--- Entries supplied ---
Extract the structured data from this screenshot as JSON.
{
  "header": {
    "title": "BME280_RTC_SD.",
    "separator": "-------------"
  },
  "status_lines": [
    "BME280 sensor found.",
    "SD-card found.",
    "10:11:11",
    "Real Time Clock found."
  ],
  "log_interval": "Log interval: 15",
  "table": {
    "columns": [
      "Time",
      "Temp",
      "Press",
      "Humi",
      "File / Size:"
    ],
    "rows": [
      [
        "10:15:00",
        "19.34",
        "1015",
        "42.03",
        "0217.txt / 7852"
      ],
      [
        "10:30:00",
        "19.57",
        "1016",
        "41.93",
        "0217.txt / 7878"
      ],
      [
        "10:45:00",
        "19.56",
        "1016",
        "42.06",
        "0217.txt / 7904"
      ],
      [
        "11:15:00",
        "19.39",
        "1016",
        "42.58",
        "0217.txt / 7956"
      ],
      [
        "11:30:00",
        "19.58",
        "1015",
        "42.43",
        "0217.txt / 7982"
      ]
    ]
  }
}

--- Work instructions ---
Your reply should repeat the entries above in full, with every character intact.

--- Solution ---
Extract the structured data from this screenshot as JSON.
{
  "header": {
    "title": "BME280_RTC_SD.",
    "separator": "-------------"
  },
  "status_lines": [
    "BME280 sensor found.",
    "SD-card found.",
    "10:11:11",
    "Real Time Clock found."
  ],
  "log_interval": "Log interval: 15",
  "table": {
    "columns": [
      "Time",
      "Temp",
      "Press",
      "Humi",
      "File / Size:"
    ],
    "rows": [
      [
        "10:15:00",
        "19.34",
        "1015",
        "42.03",
        "0217.txt / 7852"
      ],
      [
        "10:30:00",
        "19.57",
        "1016",
        "41.93",
        "0217.txt / 7878"
      ],
      [
        "10:45:00",
        "19.56",
        "1016",
        "42.06",
        "0217.txt / 7904"
      ],
      [
        "11:15:00",
        "19.39",
        "1016",
        "42.58",
        "0217.txt / 7956"
      ],
      [
        "11:30:00",
        "19.58",
        "1015",
        "42.43",
        "0217.txt / 7982"
      ]
    ]
  }
}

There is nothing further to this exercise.